Listen to hear, don’t hear to listen If you want to be a great talker. I mean if you really want to inspire, impact and connect with a listener you have to use listening as a starting point. It’s the only way to raise the level of your game. Early in my career I was horrible at remembering names. Most people are bad at this. I realized the reason I forget someone’s name as soon as the handshake breaks is for two reason’s.
1. I'm thinking about my name first, and then I made eye contact instead of ear contact.
2. I didn’t hear the other person’s name, I just listened to it.
This is fundamentally why you forget someone’s name. If you want to be a great talker, practice with just remembering someone’s name when you first meet them. People love the sound of their name if it’s not overused. If you remember someone’s name the first time you meet them, you have a head start in the relationship. You just proved from the start you are a good listener. In order to truly master this skill you have to come to grips with the fact the listener cares more about themselves than they do about you. They naturally want to talk more. If you want to gain a human edge in all relationships...put your phone away. Notice I didn’t say down. I mean in your pocket or in your bag when talking with someone.
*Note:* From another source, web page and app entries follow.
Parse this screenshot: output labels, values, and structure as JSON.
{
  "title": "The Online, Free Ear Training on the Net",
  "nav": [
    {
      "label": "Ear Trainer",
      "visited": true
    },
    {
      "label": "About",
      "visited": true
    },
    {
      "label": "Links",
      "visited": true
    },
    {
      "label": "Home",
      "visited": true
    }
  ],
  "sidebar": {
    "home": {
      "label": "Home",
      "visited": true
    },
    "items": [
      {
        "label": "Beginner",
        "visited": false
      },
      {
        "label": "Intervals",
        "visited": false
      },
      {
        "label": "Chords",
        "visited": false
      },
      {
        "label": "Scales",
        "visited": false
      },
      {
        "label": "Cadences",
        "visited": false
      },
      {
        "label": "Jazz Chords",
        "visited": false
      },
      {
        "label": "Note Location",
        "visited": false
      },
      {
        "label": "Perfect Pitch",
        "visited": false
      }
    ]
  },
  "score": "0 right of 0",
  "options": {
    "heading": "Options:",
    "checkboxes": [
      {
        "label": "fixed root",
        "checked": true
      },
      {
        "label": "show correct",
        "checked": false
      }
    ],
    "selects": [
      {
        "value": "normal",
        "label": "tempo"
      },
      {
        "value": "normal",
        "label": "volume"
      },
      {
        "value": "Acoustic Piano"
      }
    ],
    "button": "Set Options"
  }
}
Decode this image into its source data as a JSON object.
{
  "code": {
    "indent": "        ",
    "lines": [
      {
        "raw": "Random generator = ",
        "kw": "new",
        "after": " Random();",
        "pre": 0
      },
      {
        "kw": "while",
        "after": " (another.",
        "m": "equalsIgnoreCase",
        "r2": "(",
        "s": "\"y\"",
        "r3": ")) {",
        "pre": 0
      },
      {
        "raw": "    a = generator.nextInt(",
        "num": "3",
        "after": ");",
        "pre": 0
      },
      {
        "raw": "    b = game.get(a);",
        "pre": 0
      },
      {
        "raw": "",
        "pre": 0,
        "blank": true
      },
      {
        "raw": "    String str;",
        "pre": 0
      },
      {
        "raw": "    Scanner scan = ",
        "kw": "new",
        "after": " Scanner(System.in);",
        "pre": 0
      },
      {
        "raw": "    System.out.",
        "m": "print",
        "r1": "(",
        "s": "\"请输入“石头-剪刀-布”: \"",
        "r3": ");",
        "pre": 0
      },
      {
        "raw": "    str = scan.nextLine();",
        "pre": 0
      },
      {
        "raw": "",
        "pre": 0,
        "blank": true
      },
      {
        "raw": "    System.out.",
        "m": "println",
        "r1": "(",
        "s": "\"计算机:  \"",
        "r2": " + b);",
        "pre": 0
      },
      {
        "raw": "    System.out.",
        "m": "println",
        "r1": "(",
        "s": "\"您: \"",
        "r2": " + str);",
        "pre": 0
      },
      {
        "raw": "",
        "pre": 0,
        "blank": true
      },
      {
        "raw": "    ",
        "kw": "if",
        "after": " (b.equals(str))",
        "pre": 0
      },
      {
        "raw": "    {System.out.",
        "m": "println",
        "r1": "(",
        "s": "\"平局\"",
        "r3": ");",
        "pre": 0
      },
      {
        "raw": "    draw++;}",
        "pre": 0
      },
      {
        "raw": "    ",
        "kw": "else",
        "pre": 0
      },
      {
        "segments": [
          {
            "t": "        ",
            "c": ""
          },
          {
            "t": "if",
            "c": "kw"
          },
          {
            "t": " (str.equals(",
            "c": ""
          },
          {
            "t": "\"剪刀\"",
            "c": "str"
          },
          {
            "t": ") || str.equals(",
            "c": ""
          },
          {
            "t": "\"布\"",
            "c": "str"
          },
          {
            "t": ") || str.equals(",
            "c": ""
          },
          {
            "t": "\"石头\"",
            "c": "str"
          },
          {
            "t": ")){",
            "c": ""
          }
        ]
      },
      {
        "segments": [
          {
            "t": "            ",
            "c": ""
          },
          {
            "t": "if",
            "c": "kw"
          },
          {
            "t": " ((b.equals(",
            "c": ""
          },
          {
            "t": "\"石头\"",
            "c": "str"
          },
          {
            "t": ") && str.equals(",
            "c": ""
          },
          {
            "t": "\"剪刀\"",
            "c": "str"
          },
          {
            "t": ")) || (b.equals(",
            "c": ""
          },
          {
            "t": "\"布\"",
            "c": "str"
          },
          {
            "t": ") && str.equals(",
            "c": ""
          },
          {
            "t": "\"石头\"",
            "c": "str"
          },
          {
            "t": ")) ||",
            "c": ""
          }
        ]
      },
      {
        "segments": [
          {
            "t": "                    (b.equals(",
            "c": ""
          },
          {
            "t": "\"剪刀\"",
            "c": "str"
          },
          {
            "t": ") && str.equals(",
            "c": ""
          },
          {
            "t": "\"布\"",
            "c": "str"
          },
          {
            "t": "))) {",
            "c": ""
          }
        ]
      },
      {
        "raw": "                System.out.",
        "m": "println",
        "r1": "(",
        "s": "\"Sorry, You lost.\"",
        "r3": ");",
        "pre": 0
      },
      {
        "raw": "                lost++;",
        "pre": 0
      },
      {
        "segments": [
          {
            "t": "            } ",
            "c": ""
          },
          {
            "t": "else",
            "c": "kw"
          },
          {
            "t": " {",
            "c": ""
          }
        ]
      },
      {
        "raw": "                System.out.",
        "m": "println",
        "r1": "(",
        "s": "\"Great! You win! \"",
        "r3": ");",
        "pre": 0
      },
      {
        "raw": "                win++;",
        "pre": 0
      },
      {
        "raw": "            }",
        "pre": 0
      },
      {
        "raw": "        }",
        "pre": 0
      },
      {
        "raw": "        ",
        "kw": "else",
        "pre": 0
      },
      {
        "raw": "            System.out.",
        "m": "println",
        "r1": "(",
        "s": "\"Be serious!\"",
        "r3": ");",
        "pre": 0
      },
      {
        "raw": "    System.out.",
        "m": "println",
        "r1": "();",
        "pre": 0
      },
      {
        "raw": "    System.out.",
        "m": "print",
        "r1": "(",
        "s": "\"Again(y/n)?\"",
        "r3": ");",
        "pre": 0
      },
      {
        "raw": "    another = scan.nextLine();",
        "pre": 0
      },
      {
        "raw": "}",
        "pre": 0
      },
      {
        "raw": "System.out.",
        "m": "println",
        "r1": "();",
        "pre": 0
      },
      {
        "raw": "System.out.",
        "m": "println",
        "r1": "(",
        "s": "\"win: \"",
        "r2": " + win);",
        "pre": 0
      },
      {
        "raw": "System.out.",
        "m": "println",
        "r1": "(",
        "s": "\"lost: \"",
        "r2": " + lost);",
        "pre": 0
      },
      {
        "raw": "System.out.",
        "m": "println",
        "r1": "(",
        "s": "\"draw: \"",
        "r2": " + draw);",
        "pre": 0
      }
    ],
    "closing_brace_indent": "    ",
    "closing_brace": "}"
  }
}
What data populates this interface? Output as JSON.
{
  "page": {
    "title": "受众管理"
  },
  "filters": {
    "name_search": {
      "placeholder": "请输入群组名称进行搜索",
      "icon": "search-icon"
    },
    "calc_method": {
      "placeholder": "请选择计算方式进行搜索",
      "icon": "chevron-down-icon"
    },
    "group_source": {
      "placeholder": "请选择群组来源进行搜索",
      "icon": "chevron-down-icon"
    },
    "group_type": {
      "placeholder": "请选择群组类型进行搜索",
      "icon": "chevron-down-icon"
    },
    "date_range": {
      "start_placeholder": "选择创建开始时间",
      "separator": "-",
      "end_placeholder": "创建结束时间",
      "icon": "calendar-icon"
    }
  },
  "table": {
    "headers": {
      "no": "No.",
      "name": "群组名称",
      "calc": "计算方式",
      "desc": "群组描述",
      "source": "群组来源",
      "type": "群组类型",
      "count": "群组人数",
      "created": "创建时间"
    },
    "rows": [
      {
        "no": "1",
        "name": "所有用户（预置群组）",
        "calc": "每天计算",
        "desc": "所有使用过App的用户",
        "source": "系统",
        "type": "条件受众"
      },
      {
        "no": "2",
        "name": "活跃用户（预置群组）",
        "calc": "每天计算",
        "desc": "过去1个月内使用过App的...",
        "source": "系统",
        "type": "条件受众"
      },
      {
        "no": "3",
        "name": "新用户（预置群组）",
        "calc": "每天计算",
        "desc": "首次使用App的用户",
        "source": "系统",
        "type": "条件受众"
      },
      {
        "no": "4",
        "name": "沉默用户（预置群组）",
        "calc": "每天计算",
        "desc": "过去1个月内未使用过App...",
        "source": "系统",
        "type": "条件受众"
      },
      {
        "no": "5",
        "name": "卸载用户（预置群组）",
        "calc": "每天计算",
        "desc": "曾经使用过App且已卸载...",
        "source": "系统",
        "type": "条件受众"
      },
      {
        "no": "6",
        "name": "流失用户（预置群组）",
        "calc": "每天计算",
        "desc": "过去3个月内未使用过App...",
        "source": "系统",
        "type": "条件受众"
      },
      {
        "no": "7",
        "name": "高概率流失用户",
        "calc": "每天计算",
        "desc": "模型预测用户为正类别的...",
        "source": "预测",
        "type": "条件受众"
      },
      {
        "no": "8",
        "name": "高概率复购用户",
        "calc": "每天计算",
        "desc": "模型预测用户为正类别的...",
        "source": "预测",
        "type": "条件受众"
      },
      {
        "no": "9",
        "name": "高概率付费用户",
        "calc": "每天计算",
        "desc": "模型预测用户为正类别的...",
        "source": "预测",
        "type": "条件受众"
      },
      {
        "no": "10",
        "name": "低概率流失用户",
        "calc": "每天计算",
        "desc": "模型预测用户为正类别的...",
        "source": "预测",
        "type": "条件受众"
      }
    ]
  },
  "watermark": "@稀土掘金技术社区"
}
It will change how you listen, and how you engage or more importantly your life relationships.